- _Records for this exercise_
######

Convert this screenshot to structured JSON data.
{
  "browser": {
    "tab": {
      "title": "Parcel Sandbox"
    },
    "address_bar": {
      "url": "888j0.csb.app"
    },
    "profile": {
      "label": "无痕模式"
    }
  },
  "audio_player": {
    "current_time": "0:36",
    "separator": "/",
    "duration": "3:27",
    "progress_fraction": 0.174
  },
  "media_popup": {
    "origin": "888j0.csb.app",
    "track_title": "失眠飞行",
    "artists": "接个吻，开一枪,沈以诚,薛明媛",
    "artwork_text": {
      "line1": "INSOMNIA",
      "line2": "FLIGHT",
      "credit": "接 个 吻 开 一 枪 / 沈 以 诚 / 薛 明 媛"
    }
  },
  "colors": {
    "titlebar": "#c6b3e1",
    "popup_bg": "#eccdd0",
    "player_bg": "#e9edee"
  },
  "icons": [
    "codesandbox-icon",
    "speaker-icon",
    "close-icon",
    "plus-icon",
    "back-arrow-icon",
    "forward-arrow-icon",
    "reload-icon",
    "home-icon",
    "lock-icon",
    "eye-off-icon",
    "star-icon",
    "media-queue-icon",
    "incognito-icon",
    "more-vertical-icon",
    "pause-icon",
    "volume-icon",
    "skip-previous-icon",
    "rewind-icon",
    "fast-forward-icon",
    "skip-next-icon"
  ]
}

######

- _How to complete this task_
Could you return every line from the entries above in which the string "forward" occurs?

- _Exercise response_
    "forward-arrow-icon",
    "fast-forward-icon",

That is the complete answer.